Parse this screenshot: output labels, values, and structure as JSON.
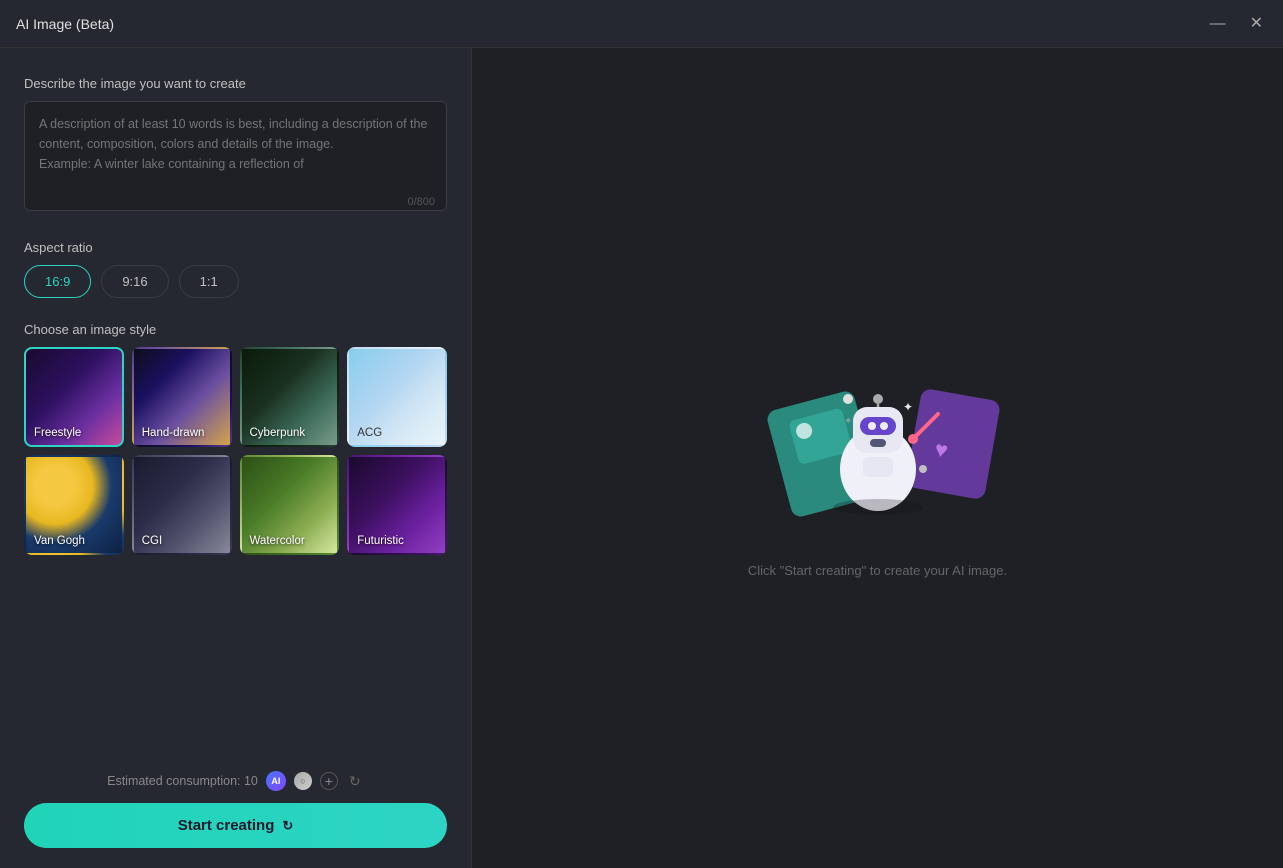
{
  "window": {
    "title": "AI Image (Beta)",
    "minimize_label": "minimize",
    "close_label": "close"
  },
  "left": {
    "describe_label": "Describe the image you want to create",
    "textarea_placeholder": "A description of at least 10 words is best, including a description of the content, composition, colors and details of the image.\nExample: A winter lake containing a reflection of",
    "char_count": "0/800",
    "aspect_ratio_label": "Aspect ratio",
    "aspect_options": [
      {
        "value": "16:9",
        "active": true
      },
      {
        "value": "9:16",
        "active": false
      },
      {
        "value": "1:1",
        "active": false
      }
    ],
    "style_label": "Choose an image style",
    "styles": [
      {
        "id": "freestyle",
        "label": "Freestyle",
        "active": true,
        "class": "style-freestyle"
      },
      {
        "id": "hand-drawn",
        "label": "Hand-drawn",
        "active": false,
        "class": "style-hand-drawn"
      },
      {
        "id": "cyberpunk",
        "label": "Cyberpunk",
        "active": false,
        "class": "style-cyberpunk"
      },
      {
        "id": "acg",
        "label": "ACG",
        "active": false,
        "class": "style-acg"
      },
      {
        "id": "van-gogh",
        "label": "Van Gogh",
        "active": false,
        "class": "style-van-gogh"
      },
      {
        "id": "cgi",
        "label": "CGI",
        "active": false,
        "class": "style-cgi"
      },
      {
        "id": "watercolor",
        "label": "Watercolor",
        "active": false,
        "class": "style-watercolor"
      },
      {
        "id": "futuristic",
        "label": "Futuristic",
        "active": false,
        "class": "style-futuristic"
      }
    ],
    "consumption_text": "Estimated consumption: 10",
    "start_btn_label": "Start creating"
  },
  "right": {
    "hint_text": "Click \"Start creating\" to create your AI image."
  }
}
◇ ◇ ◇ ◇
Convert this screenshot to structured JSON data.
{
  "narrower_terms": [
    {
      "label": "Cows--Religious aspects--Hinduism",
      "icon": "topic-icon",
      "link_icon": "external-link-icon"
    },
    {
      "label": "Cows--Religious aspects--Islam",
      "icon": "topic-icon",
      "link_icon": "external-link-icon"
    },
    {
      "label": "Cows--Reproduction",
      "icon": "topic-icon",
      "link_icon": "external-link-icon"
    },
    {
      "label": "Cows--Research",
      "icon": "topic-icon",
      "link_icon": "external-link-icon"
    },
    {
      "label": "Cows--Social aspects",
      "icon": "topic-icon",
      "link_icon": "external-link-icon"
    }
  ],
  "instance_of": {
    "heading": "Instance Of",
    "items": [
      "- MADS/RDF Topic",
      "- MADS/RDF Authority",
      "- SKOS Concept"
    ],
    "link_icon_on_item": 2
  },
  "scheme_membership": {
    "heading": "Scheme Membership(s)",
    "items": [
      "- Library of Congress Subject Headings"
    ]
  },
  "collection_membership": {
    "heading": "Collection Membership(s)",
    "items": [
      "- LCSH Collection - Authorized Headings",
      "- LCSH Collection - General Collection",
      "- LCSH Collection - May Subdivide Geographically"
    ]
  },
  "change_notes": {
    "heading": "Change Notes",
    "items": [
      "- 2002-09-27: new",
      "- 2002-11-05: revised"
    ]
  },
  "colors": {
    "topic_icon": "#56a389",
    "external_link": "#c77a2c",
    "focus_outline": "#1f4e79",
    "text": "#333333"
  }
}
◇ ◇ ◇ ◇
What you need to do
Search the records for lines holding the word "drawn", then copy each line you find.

Result for this task
        "id": "hand-drawn",
        "label": "Hand-drawn",
        "class": "style-hand-drawn"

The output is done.